Chutzpah Galore

Israel and Somalia are brothers in the international crime of piracy, attacking unarmed ships on the high seas.

There is a difference between Israeli piracy and Somalian piracy: Somalians do it to make profit; Israelis do it to attack mercy ships carrying wheel chairs for crippled Palestinians and medicine for sick children.

Israel has no need to do piracy for profit: it receives more than ten million dollars a day from its client state, the United States of America. Long John Silver and the Somalian pirates would retire if they had an income like that. Thanks to U.S. aid, Israelis are the richest and best armed pirates in history.

There is another difference between Somalian piracy and Israeli piracy. Israel kills during its piracy crimes and then claims it does so in self defense.

That is another first in the history of piracy. Traditionally, pirates were outlaws and admitted it. It is very much like a rapist saying: “The victim I was raping resisted and so I killed her in self-defense.” A defense like that would make even a mob lawyer blush.

The rape comparison is not outlandish. Take the rape of Gaza in December 2008-January 2009. That was more like rape than like war. It could not be a war since Gaza has no army, navy, or air force and its people are under a vicious siege enforced by Israel, Egypt, and Israel’s client state, the United States of America. In that rape of an occupied people they killed 1400 people, destroyed 3,354 homes, Gaza’s only flour mill, hospitals, ambulances, mosques, long term care facilities, 280 schools and kindergartens, the United Nations refugee centers and then they went after water treatments and sewage facilities for good measure.

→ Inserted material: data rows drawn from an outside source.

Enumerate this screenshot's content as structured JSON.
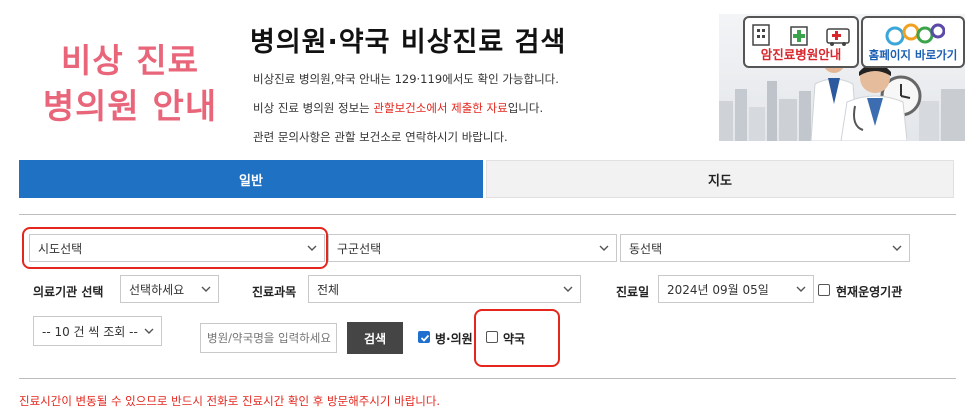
{
  "logo": {
    "line1": "비상 진료",
    "line2": "병의원 안내"
  },
  "header": {
    "title": "병의원·약국 비상진료 검색",
    "desc1": "비상진료 병의원,약국 안내는 129·119에서도 확인 가능합니다.",
    "desc2_prefix": "비상 진료 병의원 정보는 ",
    "desc2_highlight": "관할보건소에서 제출한 자료",
    "desc2_suffix": "입니다.",
    "desc3": "관련 문의사항은 관할 보건소로 연락하시기 바랍니다."
  },
  "banner": {
    "cancer_label": "암진료병원안내",
    "egen_label": "홈페이지 바로가기"
  },
  "tabs": [
    {
      "label": "일반",
      "active": true
    },
    {
      "label": "지도",
      "active": false
    }
  ],
  "filters": {
    "sido": "시도선택",
    "gugun": "구군선택",
    "dong": "동선택",
    "inst_label": "의료기관 선택",
    "inst_value": "선택하세요",
    "dept_label": "진료과목",
    "dept_value": "전체",
    "date_label": "진료일",
    "date_value": "2024년 09월 05일",
    "operating_label": "현재운영기관",
    "operating_checked": false,
    "view_count": "-- 10 건 씩 조회 --",
    "search_placeholder": "병원/약국명을 입력하세요",
    "search_button": "검색",
    "hospital_label": "병·의원",
    "hospital_checked": true,
    "pharmacy_label": "약국",
    "pharmacy_checked": false
  },
  "notice": "진료시간이 변동될 수 있으므로 반드시 전화로 진료시간 확인 후 방문해주시기 바랍니다.",
  "colors": {
    "accent_blue": "#1e71c3",
    "logo_pink": "#e8657a",
    "alert_red": "#e4261d"
  }
}
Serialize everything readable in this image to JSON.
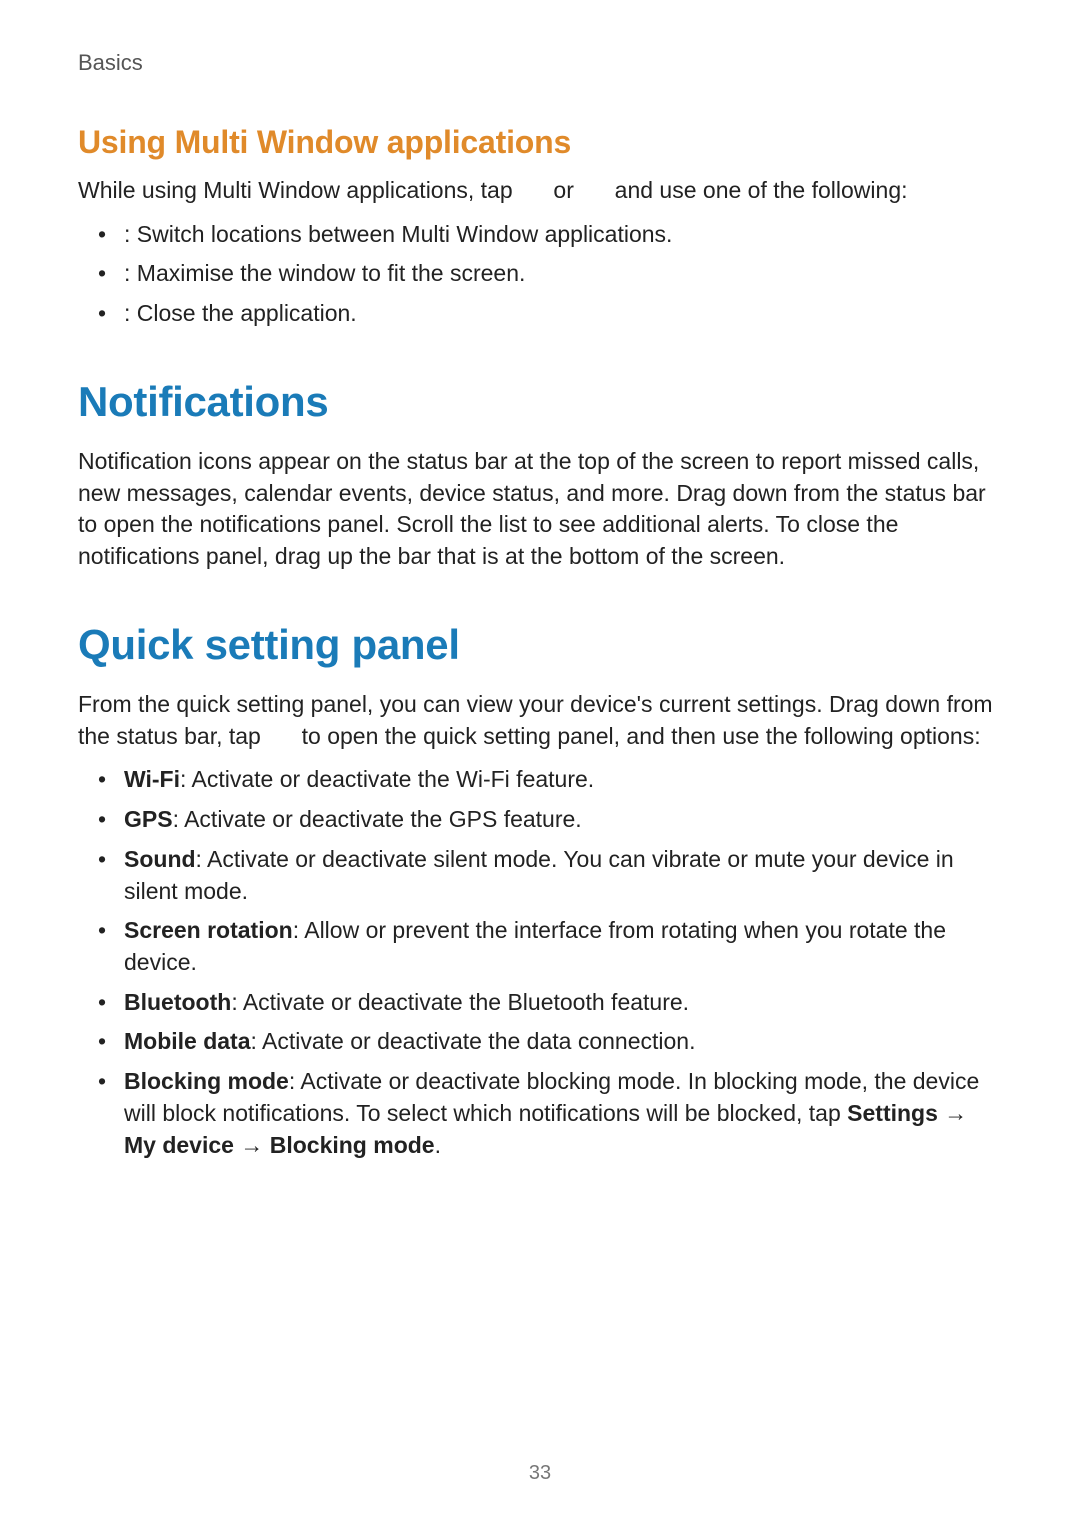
{
  "breadcrumb": "Basics",
  "page_number": "33",
  "multiwindow": {
    "heading": "Using Multi Window applications",
    "intro_1": "While using Multi Window applications, tap ",
    "intro_or": " or ",
    "intro_2": " and use one of the following:",
    "items": [
      " : Switch locations between Multi Window applications.",
      "  : Maximise the window to fit the screen.",
      " : Close the application."
    ]
  },
  "notifications": {
    "heading": "Notifications",
    "body": "Notification icons appear on the status bar at the top of the screen to report missed calls, new messages, calendar events, device status, and more. Drag down from the status bar to open the notifications panel. Scroll the list to see additional alerts. To close the notifications panel, drag up the bar that is at the bottom of the screen."
  },
  "quickpanel": {
    "heading": "Quick setting panel",
    "intro_1": "From the quick setting panel, you can view your device's current settings. Drag down from the status bar, tap ",
    "intro_2": " to open the quick setting panel, and then use the following options:",
    "items": [
      {
        "bold": "Wi-Fi",
        "rest": ": Activate or deactivate the Wi-Fi feature."
      },
      {
        "bold": "GPS",
        "rest": ": Activate or deactivate the GPS feature."
      },
      {
        "bold": "Sound",
        "rest": ": Activate or deactivate silent mode. You can vibrate or mute your device in silent mode."
      },
      {
        "bold": "Screen rotation",
        "rest": ": Allow or prevent the interface from rotating when you rotate the device."
      },
      {
        "bold": "Bluetooth",
        "rest": ": Activate or deactivate the Bluetooth feature."
      },
      {
        "bold": "Mobile data",
        "rest": ": Activate or deactivate the data connection."
      }
    ],
    "blocking": {
      "bold1": "Blocking mode",
      "text1": ": Activate or deactivate blocking mode. In blocking mode, the device will block notifications. To select which notifications will be blocked, tap ",
      "bold2": "Settings",
      "arrow1": " → ",
      "bold3": "My device",
      "arrow2": " → ",
      "bold4": "Blocking mode",
      "end": "."
    }
  }
}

Of course, calling that rape or even a gang bang would be a euphemism.

That was part of ongoing genocide and ethnic cleansing, crimes against

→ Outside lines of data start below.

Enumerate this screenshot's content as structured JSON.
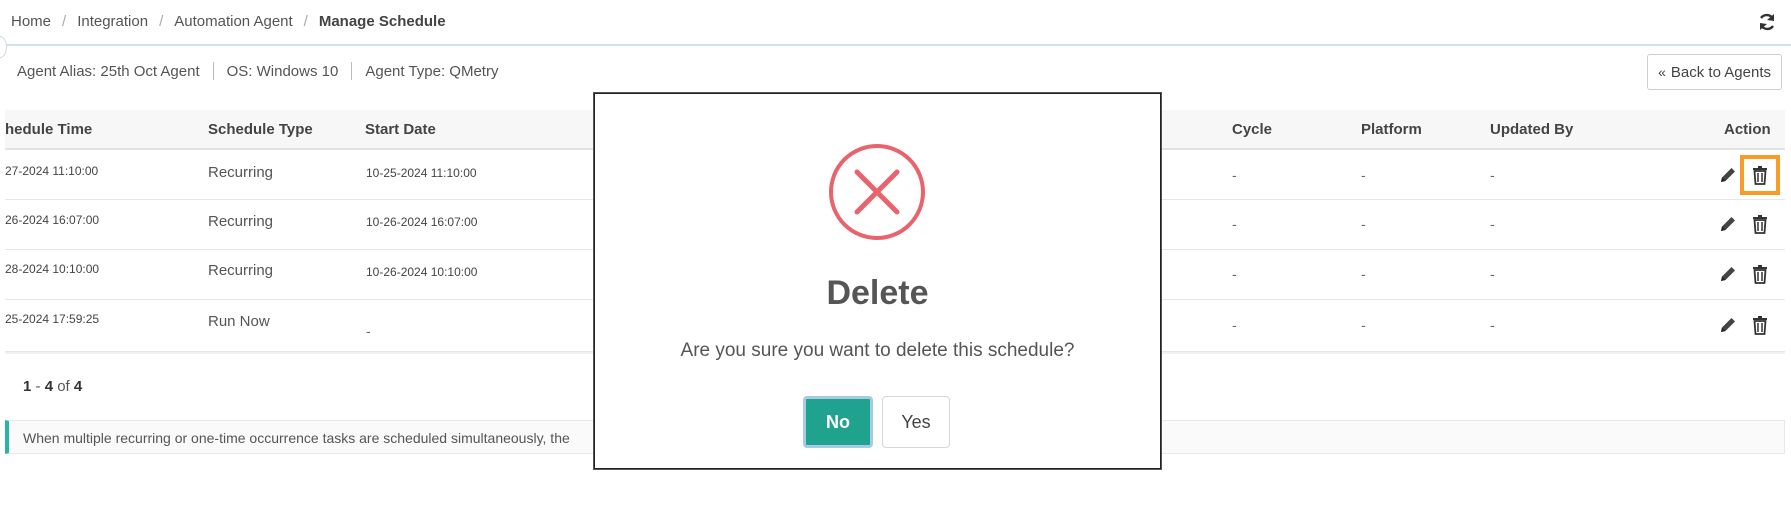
{
  "breadcrumb": {
    "items": [
      "Home",
      "Integration",
      "Automation Agent"
    ],
    "separator": "/",
    "current": "Manage Schedule"
  },
  "agent": {
    "alias": "Agent Alias: 25th Oct Agent",
    "os": "OS: Windows 10",
    "type": "Agent Type: QMetry"
  },
  "back_button": {
    "chevron": "«",
    "label": "Back to Agents"
  },
  "table": {
    "headers": {
      "schedule_time": "hedule Time",
      "schedule_type": "Schedule Type",
      "start_date": "Start Date",
      "cycle": "Cycle",
      "platform": "Platform",
      "updated_by": "Updated By",
      "action": "Action"
    },
    "rows": [
      {
        "schedule_time": "27-2024 11:10:00",
        "schedule_type": "Recurring",
        "start_date": "10-25-2024 11:10:00",
        "cycle": "-",
        "platform": "-",
        "updated_by": "-"
      },
      {
        "schedule_time": "26-2024 16:07:00",
        "schedule_type": "Recurring",
        "start_date": "10-26-2024 16:07:00",
        "cycle": "-",
        "platform": "-",
        "updated_by": "-"
      },
      {
        "schedule_time": "28-2024 10:10:00",
        "schedule_type": "Recurring",
        "start_date": "10-26-2024 10:10:00",
        "cycle": "-",
        "platform": "-",
        "updated_by": "-"
      },
      {
        "schedule_time": "25-2024 17:59:25",
        "schedule_type": "Run Now",
        "start_date": "-",
        "cycle": "-",
        "platform": "-",
        "updated_by": "-"
      }
    ]
  },
  "pagination": {
    "from": "1",
    "dash": "-",
    "to": "4",
    "of": "of",
    "total": "4"
  },
  "notice": "When multiple recurring or one-time occurrence tasks are scheduled simultaneously, the",
  "modal": {
    "title": "Delete",
    "message": "Are you sure you want to delete this schedule?",
    "no_label": "No",
    "yes_label": "Yes",
    "icon": "x-circle-icon"
  },
  "colors": {
    "accent_teal": "#1fa38f",
    "danger_red": "#e8636b",
    "highlight_orange": "#f79c26",
    "notice_border": "#26b5a6"
  }
}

Israel’s justification?

Self defense.

Chutzpah has never been made of sterner stuff.

DANIEL C. MAGUIRE, a professor of moral and theological ethics at Marquette University, is the author of The Horrors We Bless: Rethinking the Just-War Legacy.